As a Senior Director of Strategy at GMR, Alla Dragoun is focused on creating unforgettable experiences that connect people to brands. Chatting about the modern depiction of parenting in advertising, Alla proves that a marketer's job is to present a more equitable and diverse view of parenting, and inspire the industry to do better.
How has the depiction of parenthood in advertising evolved?
In 2021 P&G launched “Come Clean to Close the Chore Gap” to draw attention to the statistic that 63% of women say they are the only member of the household who does chores. Dove launched #RealDadMoments that showcased engaged dads. They also included images of homes with two dads, further pushing for acceptance of diversity in homes. Luckily, there’s been a shift from advertisements depicting mothers doing it all to a more equitable and diverse view of parenting.
How are agencies and brands adapting ad comms to inclusivity around parenting?
Marketers influence progressive thinking. Our job as creative leaders is not just to reflect society back at itself but to push towards progress and equity, and to inspire the best in all of us. We’re visionaries who strive for the way things ought to be.
In what ways does your role as a parent inform your work?
I think empathy is a core requirement for being successful in Strategy. If we don’t strive to understand people we can’t possibly begin to know how to connect with them. Becoming a mother has dialed up my “empathy meter” to a level I didn’t know was possible. I started to look at everyone as “someone’s baby.” I connected to a more emotional place within myself, unlocking my capacity for emotional connection with our audiences.
Becoming a mom has also elevated my desire to urge companies to do better. I’ve always had a strong interest in the intersection of cause, company, and community — it’s that sweet spot that allows brands to use their strengths and resources to support and improve communities. I want to champion the environmental and social sustainability efforts at GMR Marketing, and also work with the brands we serve to help them do more (and get recognized for it!) to make the world better.

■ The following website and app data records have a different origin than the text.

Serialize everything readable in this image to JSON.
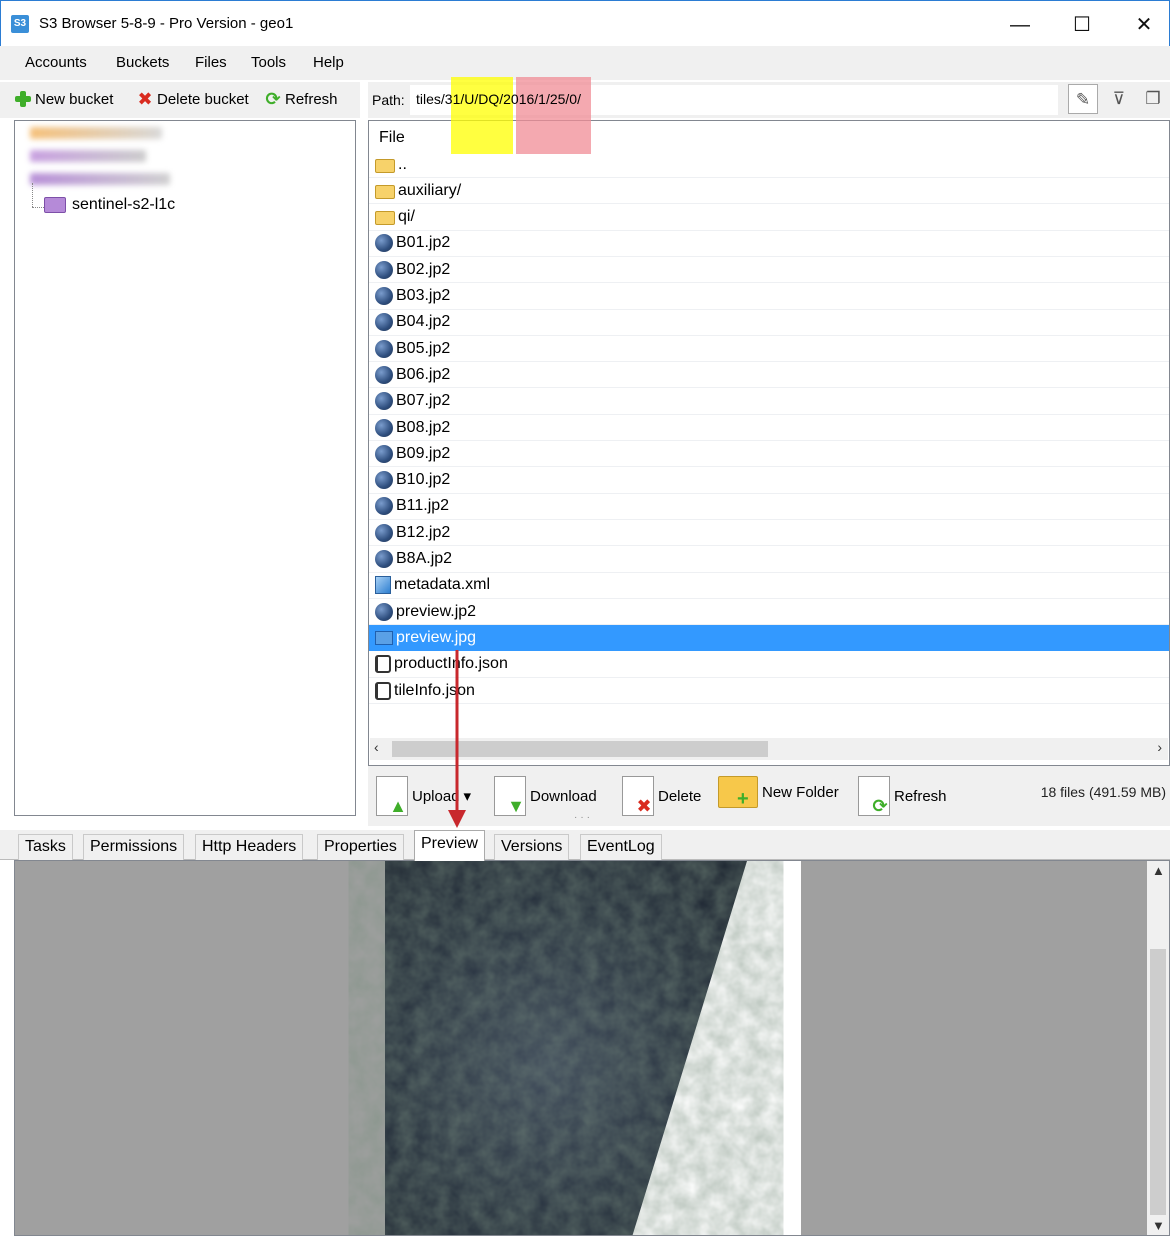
{
  "window": {
    "app_icon_text": "S3",
    "title": "S3 Browser 5-8-9 - Pro Version - geo1",
    "minimize_glyph": "—",
    "maximize_glyph": "☐",
    "close_glyph": "✕"
  },
  "menu": [
    "Accounts",
    "Buckets",
    "Files",
    "Tools",
    "Help"
  ],
  "left_toolbar": {
    "new_bucket": "New bucket",
    "delete_bucket": "Delete bucket",
    "refresh": "Refresh"
  },
  "tree": {
    "visible_bucket": "sentinel-s2-l1c"
  },
  "path": {
    "label": "Path:",
    "value": "tiles/31/U/DQ/2016/1/25/0/"
  },
  "path_tools": {
    "edit_icon": "pencil-icon",
    "filter_icon": "filter-icon",
    "copy_icon": "copy-icon"
  },
  "files": {
    "column_header": "File",
    "rows": [
      {
        "name": "..",
        "icon": "folder-icon"
      },
      {
        "name": "auxiliary/",
        "icon": "folder-icon"
      },
      {
        "name": "qi/",
        "icon": "folder-icon"
      },
      {
        "name": "B01.jp2",
        "icon": "globe-icon"
      },
      {
        "name": "B02.jp2",
        "icon": "globe-icon"
      },
      {
        "name": "B03.jp2",
        "icon": "globe-icon"
      },
      {
        "name": "B04.jp2",
        "icon": "globe-icon"
      },
      {
        "name": "B05.jp2",
        "icon": "globe-icon"
      },
      {
        "name": "B06.jp2",
        "icon": "globe-icon"
      },
      {
        "name": "B07.jp2",
        "icon": "globe-icon"
      },
      {
        "name": "B08.jp2",
        "icon": "globe-icon"
      },
      {
        "name": "B09.jp2",
        "icon": "globe-icon"
      },
      {
        "name": "B10.jp2",
        "icon": "globe-icon"
      },
      {
        "name": "B11.jp2",
        "icon": "globe-icon"
      },
      {
        "name": "B12.jp2",
        "icon": "globe-icon"
      },
      {
        "name": "B8A.jp2",
        "icon": "globe-icon"
      },
      {
        "name": "metadata.xml",
        "icon": "xml-file-icon"
      },
      {
        "name": "preview.jp2",
        "icon": "globe-icon"
      },
      {
        "name": "preview.jpg",
        "icon": "image-file-icon",
        "selected": true
      },
      {
        "name": "productInfo.json",
        "icon": "json-file-icon"
      },
      {
        "name": "tileInfo.json",
        "icon": "json-file-icon"
      }
    ]
  },
  "bottom_toolbar": {
    "upload": "Upload",
    "upload_dropdown": "▾",
    "download": "Download",
    "delete": "Delete",
    "new_folder": "New Folder",
    "refresh": "Refresh",
    "status": "18 files (491.59 MB)"
  },
  "tabs": [
    "Tasks",
    "Permissions",
    "Http Headers",
    "Properties",
    "Preview",
    "Versions",
    "EventLog"
  ],
  "active_tab": "Preview",
  "colors": {
    "selection": "#3399ff",
    "highlight_yellow": "#ffff00",
    "highlight_pink": "#f08c96",
    "annotation_arrow": "#c8282d"
  }
}
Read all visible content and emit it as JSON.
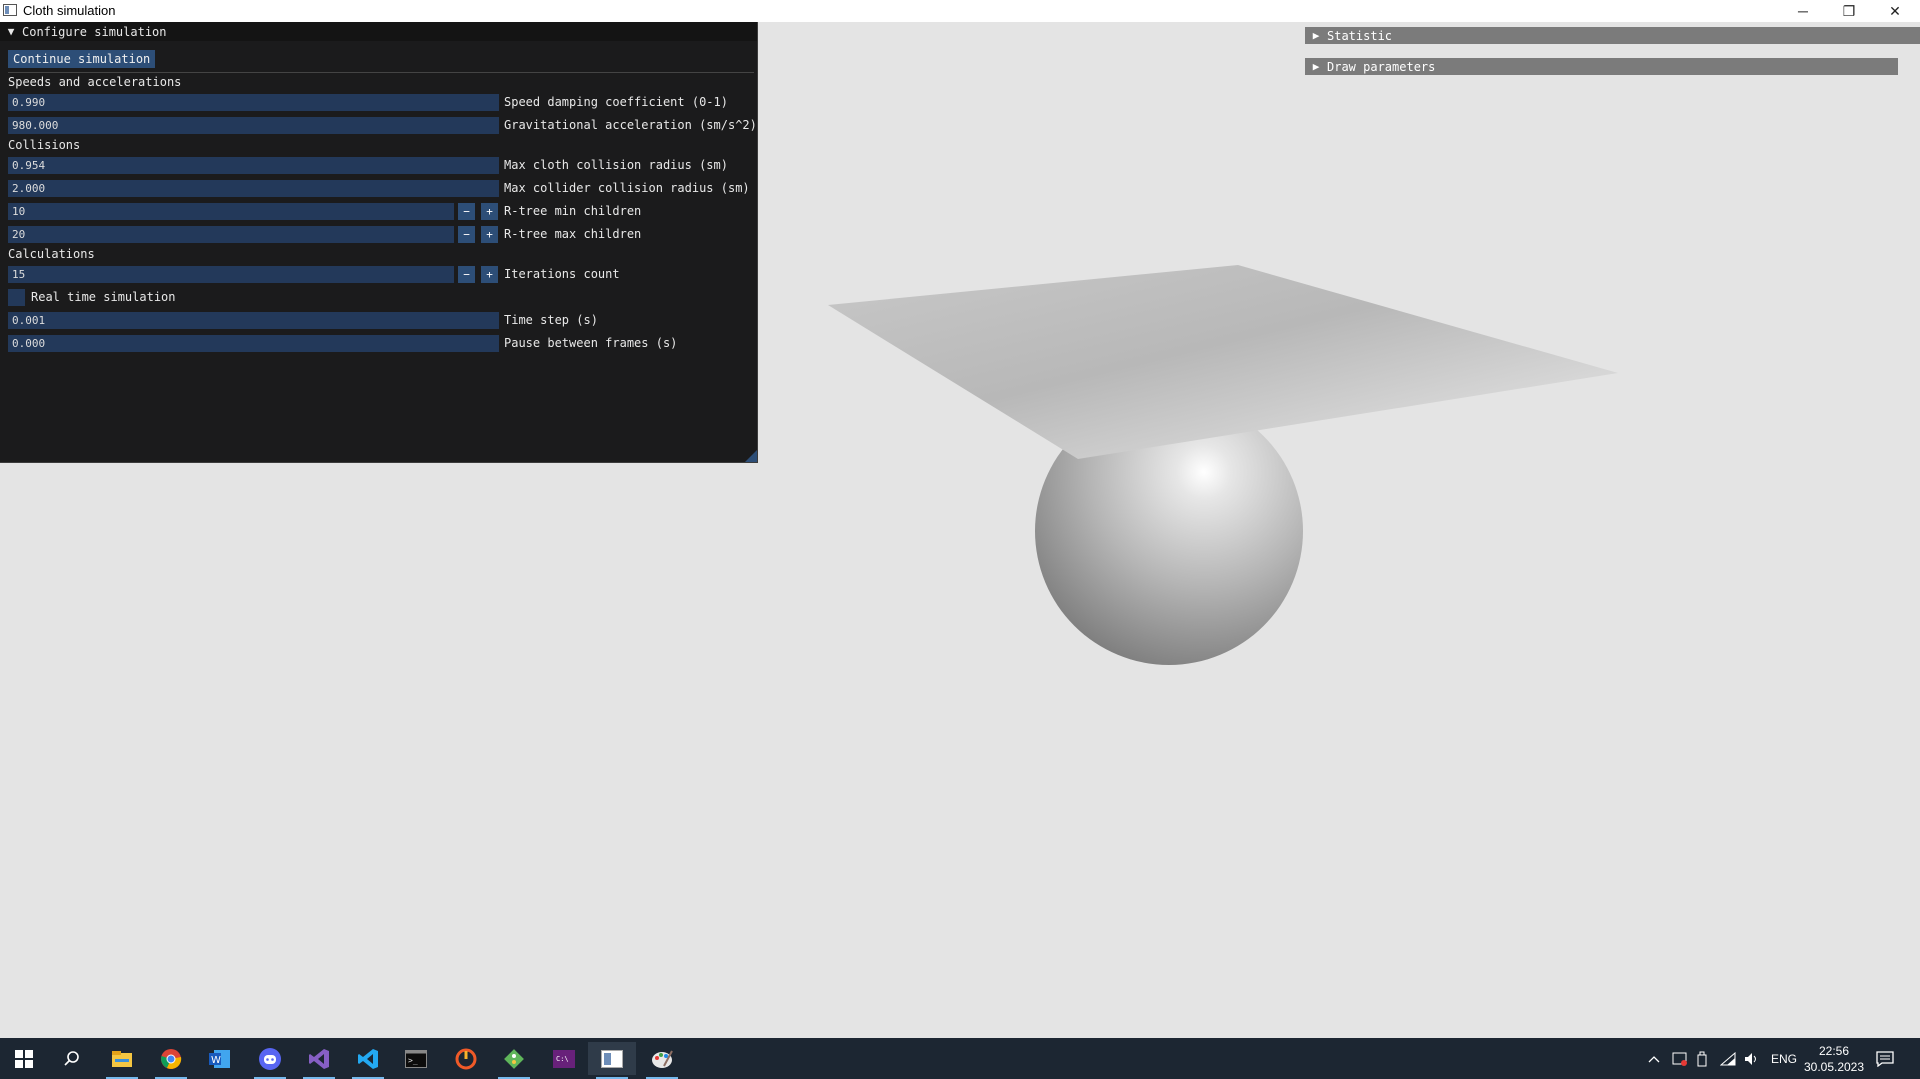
{
  "window": {
    "title": "Cloth simulation",
    "controls": {
      "minimize": "─",
      "maximize": "❐",
      "close": "✕"
    }
  },
  "config_panel": {
    "header": "Configure simulation",
    "continue_button": "Continue simulation",
    "sections": {
      "speeds": "Speeds and accelerations",
      "collisions": "Collisions",
      "calculations": "Calculations"
    },
    "fields": {
      "speed_damping": {
        "value": "0.990",
        "label": "Speed damping coefficient (0-1)"
      },
      "gravity": {
        "value": "980.000",
        "label": "Gravitational acceleration (sm/s^2)"
      },
      "cloth_radius": {
        "value": "0.954",
        "label": "Max cloth collision radius (sm)"
      },
      "collider_radius": {
        "value": "2.000",
        "label": "Max collider collision radius (sm)"
      },
      "rtree_min": {
        "value": "10",
        "label": "R-tree min children"
      },
      "rtree_max": {
        "value": "20",
        "label": "R-tree max children"
      },
      "iterations": {
        "value": "15",
        "label": "Iterations count"
      },
      "real_time": {
        "label": "Real time simulation",
        "checked": false
      },
      "time_step": {
        "value": "0.001",
        "label": "Time step (s)"
      },
      "pause": {
        "value": "0.000",
        "label": "Pause between frames (s)"
      }
    },
    "stepper": {
      "minus": "−",
      "plus": "+"
    }
  },
  "right_panels": {
    "statistic": "Statistic",
    "draw_parameters": "Draw parameters"
  },
  "taskbar": {
    "apps": [
      "windows-start",
      "search",
      "file-explorer",
      "chrome",
      "word",
      "discord",
      "visual-studio",
      "vscode",
      "terminal",
      "profiler",
      "git-client",
      "visual-studio-preview",
      "cloth-simulation",
      "paint"
    ],
    "tray": {
      "language": "ENG",
      "time": "22:56",
      "date": "30.05.2023"
    }
  },
  "colors": {
    "scene_bg": "#e4e4e4",
    "panel_bg": "#1b1b1c",
    "field_bg": "#23395a",
    "button_bg": "#2d4e77",
    "right_panel_bg": "#7b7b7b",
    "taskbar_bg": "#1c2632"
  }
}
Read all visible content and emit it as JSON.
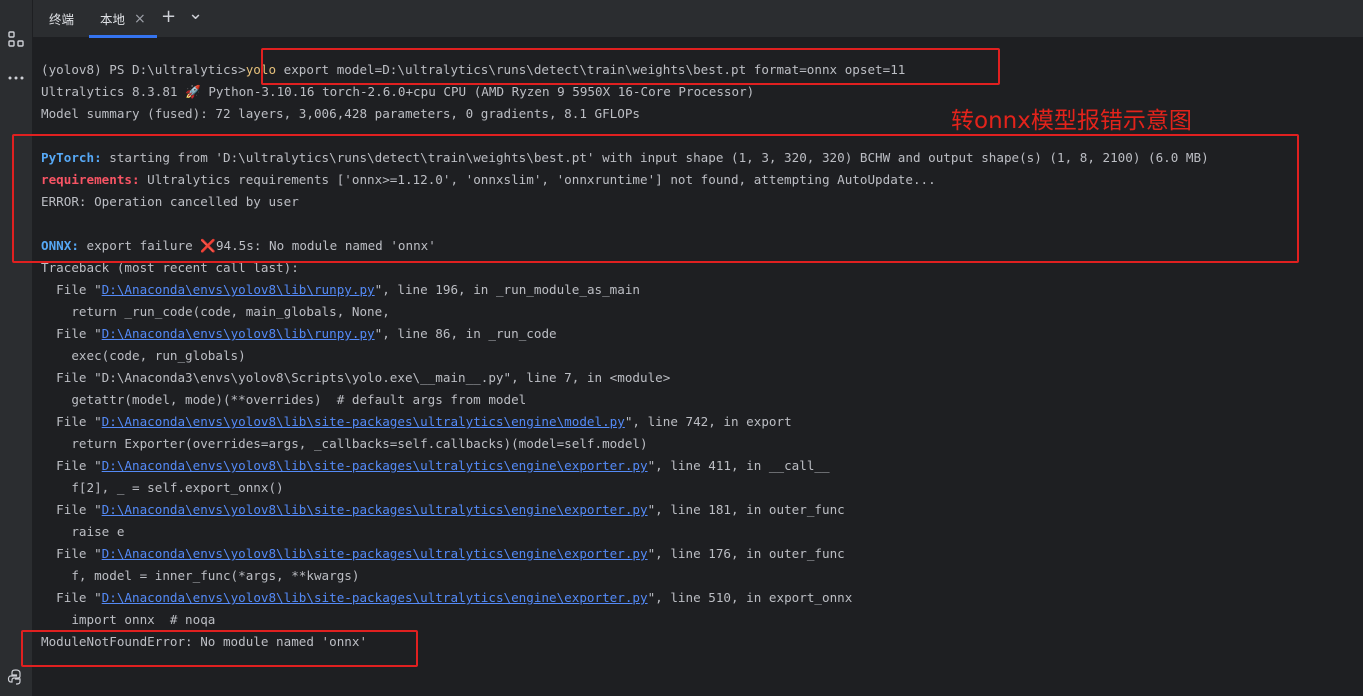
{
  "tabs": {
    "terminal_label": "终端",
    "local_label": "本地",
    "close_glyph": "×",
    "add_glyph": "+",
    "dropdown_glyph": "⌄"
  },
  "sidebar": {
    "icons": [
      "structure-icon",
      "more-icon",
      "python-icon"
    ]
  },
  "terminal": {
    "prompt": "(yolov8) PS D:\\ultralytics>",
    "cmd_yolo": "yolo",
    "cmd_args": " export model=D:\\ultralytics\\runs\\detect\\train\\weights\\best.pt format=onnx opset=11",
    "line_version_a": "Ultralytics 8.3.81 ",
    "line_version_b": " Python-3.10.16 torch-2.6.0+cpu CPU (AMD Ryzen 9 5950X 16-Core Processor)",
    "line_summary": "Model summary (fused): 72 layers, 3,006,428 parameters, 0 gradients, 8.1 GFLOPs",
    "pytorch_label": "PyTorch:",
    "pytorch_text": " starting from 'D:\\ultralytics\\runs\\detect\\train\\weights\\best.pt' with input shape (1, 3, 320, 320) BCHW and output shape(s) (1, 8, 2100) (6.0 MB)",
    "req_label": "requirements:",
    "req_text": " Ultralytics requirements ['onnx>=1.12.0', 'onnxslim', 'onnxruntime'] not found, attempting AutoUpdate...",
    "error_cancel": "ERROR: Operation cancelled by user",
    "onnx_label": "ONNX:",
    "onnx_text_a": " export failure ",
    "onnx_x": "❌",
    "onnx_text_b": "94.5s: No module named 'onnx'",
    "traceback": "Traceback (most recent call last):",
    "tb1_pre": "  File \"",
    "tb1_link": "D:\\Anaconda\\envs\\yolov8\\lib\\runpy.py",
    "tb1_post": "\", line 196, in _run_module_as_main",
    "tb1_code": "    return _run_code(code, main_globals, None,",
    "tb2_pre": "  File \"",
    "tb2_link": "D:\\Anaconda\\envs\\yolov8\\lib\\runpy.py",
    "tb2_post": "\", line 86, in _run_code",
    "tb2_code": "    exec(code, run_globals)",
    "tb3": "  File \"D:\\Anaconda3\\envs\\yolov8\\Scripts\\yolo.exe\\__main__.py\", line 7, in <module>",
    "tb3_code": "    getattr(model, mode)(**overrides)  # default args from model",
    "tb4_pre": "  File \"",
    "tb4_link": "D:\\Anaconda\\envs\\yolov8\\lib\\site-packages\\ultralytics\\engine\\model.py",
    "tb4_post": "\", line 742, in export",
    "tb4_code": "    return Exporter(overrides=args, _callbacks=self.callbacks)(model=self.model)",
    "tb5_pre": "  File \"",
    "tb5_link": "D:\\Anaconda\\envs\\yolov8\\lib\\site-packages\\ultralytics\\engine\\exporter.py",
    "tb5_post": "\", line 411, in __call__",
    "tb5_code": "    f[2], _ = self.export_onnx()",
    "tb6_pre": "  File \"",
    "tb6_link": "D:\\Anaconda\\envs\\yolov8\\lib\\site-packages\\ultralytics\\engine\\exporter.py",
    "tb6_post": "\", line 181, in outer_func",
    "tb6_code": "    raise e",
    "tb7_pre": "  File \"",
    "tb7_link": "D:\\Anaconda\\envs\\yolov8\\lib\\site-packages\\ultralytics\\engine\\exporter.py",
    "tb7_post": "\", line 176, in outer_func",
    "tb7_code": "    f, model = inner_func(*args, **kwargs)",
    "tb8_pre": "  File \"",
    "tb8_link": "D:\\Anaconda\\envs\\yolov8\\lib\\site-packages\\ultralytics\\engine\\exporter.py",
    "tb8_post": "\", line 510, in export_onnx",
    "tb8_code": "    import onnx  # noqa",
    "final_error": "ModuleNotFoundError: No module named 'onnx'"
  },
  "annotation": "转onnx模型报错示意图",
  "colors": {
    "background": "#1e1f22",
    "text": "#bcbec4",
    "annotation_red": "#e02020",
    "link": "#548af7",
    "accent_tab": "#3574f0"
  }
}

What are some areas regarding parenthood that you feel could use more visibility in advertising?
When we talk about parenthood, we still need to face the reality that what we’re mostly talking about is motherhood. Showcasing more men as primary caretakers and more diversity in parenthood is a small step in the right direction, but we can’t gloss over the fact that during Covid-19 it was mostly women who left the workforce to care for children. It is often the women who carry a disproportionate load of chores and childcare at home, even if they work full-time jobs.
We can’t separate the conversation about parenthood from a larger conversation about women in our society. Especially now. Women still get shamed for breastfeeding in public. Women just lost the federal right to choose when it comes to their reproduction. Women are still expected to “bounce back” after childbirth. In addition to the inequality and challenges women face, we also live in a country where paid maternity & paternity leave isn’t guaranteed. Childcare is not only not free, it’s cost-prohibitive for many. We expect parents to work like they don’t have kids, and parent like they don’t have jobs. These issues need more visibility and more accountability from brands and employers about what they’re doing to help solve these issues for their audiences. Because parents are NOT super-humans.
Legal guardians can play a significant role in the lives of children who are no longer with their birth parents. How can brands balance the importance placed on these other parental figures in their messaging?
Brands can be inclusive of parental figures by focusing on what makes a loving, caring parent. By demonstrating that your brand is the one that’s championed by those who truly care, the conversation becomes more about the love, caring, sacrifice, attention given by loving caretakers, no matter who they are.